INSTRUCTIONS FOR THE TASK
Write the entries out in full, matching them exactly.
• • • • •
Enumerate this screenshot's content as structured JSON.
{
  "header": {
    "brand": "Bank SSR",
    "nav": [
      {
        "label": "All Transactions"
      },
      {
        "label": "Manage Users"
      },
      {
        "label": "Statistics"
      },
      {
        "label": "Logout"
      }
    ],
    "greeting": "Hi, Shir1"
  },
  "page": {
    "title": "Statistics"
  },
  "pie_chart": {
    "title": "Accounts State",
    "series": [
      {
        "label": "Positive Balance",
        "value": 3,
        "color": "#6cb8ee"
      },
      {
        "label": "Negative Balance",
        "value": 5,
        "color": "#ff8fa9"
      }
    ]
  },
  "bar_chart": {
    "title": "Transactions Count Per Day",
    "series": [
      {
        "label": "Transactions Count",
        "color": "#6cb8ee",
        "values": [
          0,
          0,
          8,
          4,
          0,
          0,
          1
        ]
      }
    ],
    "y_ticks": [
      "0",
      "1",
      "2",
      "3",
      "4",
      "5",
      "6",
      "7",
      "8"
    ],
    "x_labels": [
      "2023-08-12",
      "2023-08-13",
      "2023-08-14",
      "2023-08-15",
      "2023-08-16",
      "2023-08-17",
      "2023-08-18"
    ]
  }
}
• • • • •
EXERCISE RESPONSE
Enumerate this screenshot's content as structured JSON.
{
  "header": {
    "brand": "Bank SSR",
    "nav": [
      {
        "label": "All Transactions"
      },
      {
        "label": "Manage Users"
      },
      {
        "label": "Statistics"
      },
      {
        "label": "Logout"
      }
    ],
    "greeting": "Hi, Shir1"
  },
  "page": {
    "title": "Statistics"
  },
  "pie_chart": {
    "title": "Accounts State",
    "series": [
      {
        "label": "Positive Balance",
        "value": 3,
        "color": "#6cb8ee"
      },
      {
        "label": "Negative Balance",
        "value": 5,
        "color": "#ff8fa9"
      }
    ]
  },
  "bar_chart": {
    "title": "Transactions Count Per Day",
    "series": [
      {
        "label": "Transactions Count",
        "color": "#6cb8ee",
        "values": [
          0,
          0,
          8,
          4,
          0,
          0,
          1
        ]
      }
    ],
    "y_ticks": [
      "0",
      "1",
      "2",
      "3",
      "4",
      "5",
      "6",
      "7",
      "8"
    ],
    "x_labels": [
      "2023-08-12",
      "2023-08-13",
      "2023-08-14",
      "2023-08-15",
      "2023-08-16",
      "2023-08-17",
      "2023-08-18"
    ]
  }
}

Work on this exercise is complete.